Vulnerable Democrats ask Congress, Obama to extend Bush tax cuts

Two House Democrats in tough reelection races are asking Congress and President Barack ObamaBarack Hussein ObamaTrump taps vocal anti-illegal immigration advocate for State Dept's top refugee job The federal judiciary needs more Latino judges Obama plans to use Netflix deal to stop political divisiveness MORE to extend the Bush administration tax cuts.

Reps. Bobby Bright (D-Ala.) and Mike McMahon (D-N.Y.) asked members in a “Dear Colleague” letter Thursday to support extending the tax cuts, which passed in 2001 and 2003 and are set to expire this year, for at least another two years. Specifically, Bright and McMahon are asking lawmakers to sign a letter to Obama asking him to include the tax cuts in his budget plans for 2010.

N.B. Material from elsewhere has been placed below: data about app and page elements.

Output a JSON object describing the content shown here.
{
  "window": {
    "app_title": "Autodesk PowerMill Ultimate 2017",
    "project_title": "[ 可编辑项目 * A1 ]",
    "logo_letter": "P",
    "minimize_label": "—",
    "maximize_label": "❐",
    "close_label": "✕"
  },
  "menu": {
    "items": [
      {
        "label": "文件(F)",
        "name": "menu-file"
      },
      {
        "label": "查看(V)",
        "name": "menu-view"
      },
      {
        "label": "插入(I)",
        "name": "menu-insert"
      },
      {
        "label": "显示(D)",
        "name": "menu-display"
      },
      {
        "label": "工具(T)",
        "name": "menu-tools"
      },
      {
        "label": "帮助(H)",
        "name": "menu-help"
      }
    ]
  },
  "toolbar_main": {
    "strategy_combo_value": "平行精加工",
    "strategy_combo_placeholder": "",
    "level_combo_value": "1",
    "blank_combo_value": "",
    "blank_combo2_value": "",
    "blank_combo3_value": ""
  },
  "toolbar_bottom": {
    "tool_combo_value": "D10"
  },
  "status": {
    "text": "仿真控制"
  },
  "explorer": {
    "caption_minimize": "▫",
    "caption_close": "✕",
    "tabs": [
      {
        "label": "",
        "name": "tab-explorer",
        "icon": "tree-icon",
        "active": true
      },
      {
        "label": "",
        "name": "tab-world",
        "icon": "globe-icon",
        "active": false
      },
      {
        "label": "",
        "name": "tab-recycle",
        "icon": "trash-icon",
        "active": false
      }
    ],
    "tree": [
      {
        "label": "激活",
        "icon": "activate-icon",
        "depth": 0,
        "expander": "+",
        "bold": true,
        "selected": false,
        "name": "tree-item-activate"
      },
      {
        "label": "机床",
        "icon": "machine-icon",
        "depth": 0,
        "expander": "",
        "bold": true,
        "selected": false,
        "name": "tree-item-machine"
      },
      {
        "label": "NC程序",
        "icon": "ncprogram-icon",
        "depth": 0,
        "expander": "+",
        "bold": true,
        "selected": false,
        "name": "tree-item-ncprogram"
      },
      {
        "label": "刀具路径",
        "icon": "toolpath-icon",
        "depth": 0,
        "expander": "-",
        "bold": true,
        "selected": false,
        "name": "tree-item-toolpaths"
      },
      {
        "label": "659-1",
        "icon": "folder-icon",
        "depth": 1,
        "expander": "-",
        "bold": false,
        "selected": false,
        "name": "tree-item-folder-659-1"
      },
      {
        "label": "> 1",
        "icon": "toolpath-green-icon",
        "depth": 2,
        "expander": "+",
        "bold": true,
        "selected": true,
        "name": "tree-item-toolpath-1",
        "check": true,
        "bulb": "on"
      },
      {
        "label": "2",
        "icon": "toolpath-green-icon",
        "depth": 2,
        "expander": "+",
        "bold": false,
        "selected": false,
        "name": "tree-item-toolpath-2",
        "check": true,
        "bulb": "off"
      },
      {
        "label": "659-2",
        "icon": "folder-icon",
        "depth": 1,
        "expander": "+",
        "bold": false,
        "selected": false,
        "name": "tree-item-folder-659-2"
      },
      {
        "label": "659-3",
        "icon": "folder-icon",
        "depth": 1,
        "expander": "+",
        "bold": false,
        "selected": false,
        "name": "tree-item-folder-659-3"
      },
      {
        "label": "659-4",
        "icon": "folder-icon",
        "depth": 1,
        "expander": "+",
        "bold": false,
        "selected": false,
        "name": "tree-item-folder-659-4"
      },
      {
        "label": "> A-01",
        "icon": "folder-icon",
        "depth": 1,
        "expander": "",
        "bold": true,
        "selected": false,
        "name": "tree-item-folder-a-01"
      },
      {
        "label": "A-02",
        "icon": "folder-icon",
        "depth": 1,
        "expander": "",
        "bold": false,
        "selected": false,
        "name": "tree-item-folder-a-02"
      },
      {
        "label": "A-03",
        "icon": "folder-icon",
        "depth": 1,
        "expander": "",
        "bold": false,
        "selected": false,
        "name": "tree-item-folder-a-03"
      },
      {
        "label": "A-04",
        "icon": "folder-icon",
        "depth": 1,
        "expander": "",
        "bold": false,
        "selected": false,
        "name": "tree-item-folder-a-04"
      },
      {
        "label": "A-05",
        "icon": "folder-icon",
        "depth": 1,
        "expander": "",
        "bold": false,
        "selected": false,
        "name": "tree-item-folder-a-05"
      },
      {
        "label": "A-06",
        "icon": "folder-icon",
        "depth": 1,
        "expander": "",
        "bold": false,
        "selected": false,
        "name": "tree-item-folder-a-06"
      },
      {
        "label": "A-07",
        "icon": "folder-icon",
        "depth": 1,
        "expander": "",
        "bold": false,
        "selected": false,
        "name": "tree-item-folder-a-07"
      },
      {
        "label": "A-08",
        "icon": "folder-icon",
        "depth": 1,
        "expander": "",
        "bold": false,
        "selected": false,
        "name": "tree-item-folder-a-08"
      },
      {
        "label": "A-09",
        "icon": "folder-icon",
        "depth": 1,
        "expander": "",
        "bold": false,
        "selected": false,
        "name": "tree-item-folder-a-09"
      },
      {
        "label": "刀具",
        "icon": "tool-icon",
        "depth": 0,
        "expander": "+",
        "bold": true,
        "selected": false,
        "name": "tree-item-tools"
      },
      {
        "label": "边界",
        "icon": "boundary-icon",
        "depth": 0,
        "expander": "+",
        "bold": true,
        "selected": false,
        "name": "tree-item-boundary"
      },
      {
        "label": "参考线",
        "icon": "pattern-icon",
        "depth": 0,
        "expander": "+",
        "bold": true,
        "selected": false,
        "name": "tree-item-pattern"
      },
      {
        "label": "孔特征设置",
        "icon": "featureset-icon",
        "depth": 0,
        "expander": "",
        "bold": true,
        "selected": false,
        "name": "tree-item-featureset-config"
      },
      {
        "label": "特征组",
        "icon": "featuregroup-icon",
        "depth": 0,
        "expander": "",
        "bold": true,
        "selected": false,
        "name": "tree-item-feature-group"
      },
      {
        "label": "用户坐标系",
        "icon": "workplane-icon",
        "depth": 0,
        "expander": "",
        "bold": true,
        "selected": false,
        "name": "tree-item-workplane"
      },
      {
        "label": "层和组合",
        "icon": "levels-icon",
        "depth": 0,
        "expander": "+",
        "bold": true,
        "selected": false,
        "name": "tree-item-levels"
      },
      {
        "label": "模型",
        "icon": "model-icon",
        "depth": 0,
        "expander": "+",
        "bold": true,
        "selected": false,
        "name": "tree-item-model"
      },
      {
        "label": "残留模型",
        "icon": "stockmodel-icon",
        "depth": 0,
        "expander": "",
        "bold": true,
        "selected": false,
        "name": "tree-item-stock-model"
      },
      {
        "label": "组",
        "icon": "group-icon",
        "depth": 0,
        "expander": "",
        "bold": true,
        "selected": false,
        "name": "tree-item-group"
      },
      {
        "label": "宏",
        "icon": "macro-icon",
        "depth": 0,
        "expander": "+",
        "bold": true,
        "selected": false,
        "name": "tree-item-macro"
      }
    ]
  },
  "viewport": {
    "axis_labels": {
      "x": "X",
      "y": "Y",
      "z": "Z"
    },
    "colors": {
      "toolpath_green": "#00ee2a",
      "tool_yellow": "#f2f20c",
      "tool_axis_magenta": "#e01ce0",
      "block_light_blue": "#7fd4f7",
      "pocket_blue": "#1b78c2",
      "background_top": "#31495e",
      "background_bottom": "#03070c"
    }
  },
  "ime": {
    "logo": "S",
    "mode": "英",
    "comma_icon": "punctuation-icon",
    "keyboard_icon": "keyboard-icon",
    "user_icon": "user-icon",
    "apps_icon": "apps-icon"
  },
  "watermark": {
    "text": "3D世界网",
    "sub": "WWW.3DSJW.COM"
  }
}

“Allowing these tax rates to expire during this recession runs the risk of curtailing economic expansion just when it begins to pick up and could lead to a ‘double dip’ recession,” says the letter to Obama.

In the letter to the president, the members say the Bush tax cuts should not be allowed to expire. That would put them in opposition to Obama’s stated plan of letting some of the tax cuts meant for the wealthy to expire while keeping breaks in place for the poor and middle class, consistent with his campaign pledge of not raising taxes for anyone making less than $250,000 a year.

Bright and McMahon’s letter is likely to earn backing from Republican-leaning business associations. For example, in releasing the letter to reporters, Bright’s office included a statement from the National Federation of Independent Business (NFIB) praising the congressman.

“Small businesses are the engine of our economy, generating seven out of ten new jobs and leading our economy out of past recessions. The NFIB thanks Rep. Bright for standing up for small-business owners, our nation's job creators,” said Brad Close, the trade group’s vice president of federal public policy.

Bright is considered a prime target for a Republican takeover. Elected in 2008, the freshman Democrat saw 63 percent of his district vote for Sen. John McCainJohn Sidney McCainSenate panel advances 6B defense policy bill McCain: Trump pardoning Jack Johnson 'closes a shameful chapter in our nation’s history' Trump pardons late boxing champion Jack Johnson MORE (R-Ariz.) in the presidential race.

McMahon’s Staten Island district has traditionally leaned Republican as well. McMahon is another freshman Democrat who saw his district go for McCain last election, though by a smaller margin of 51 percent.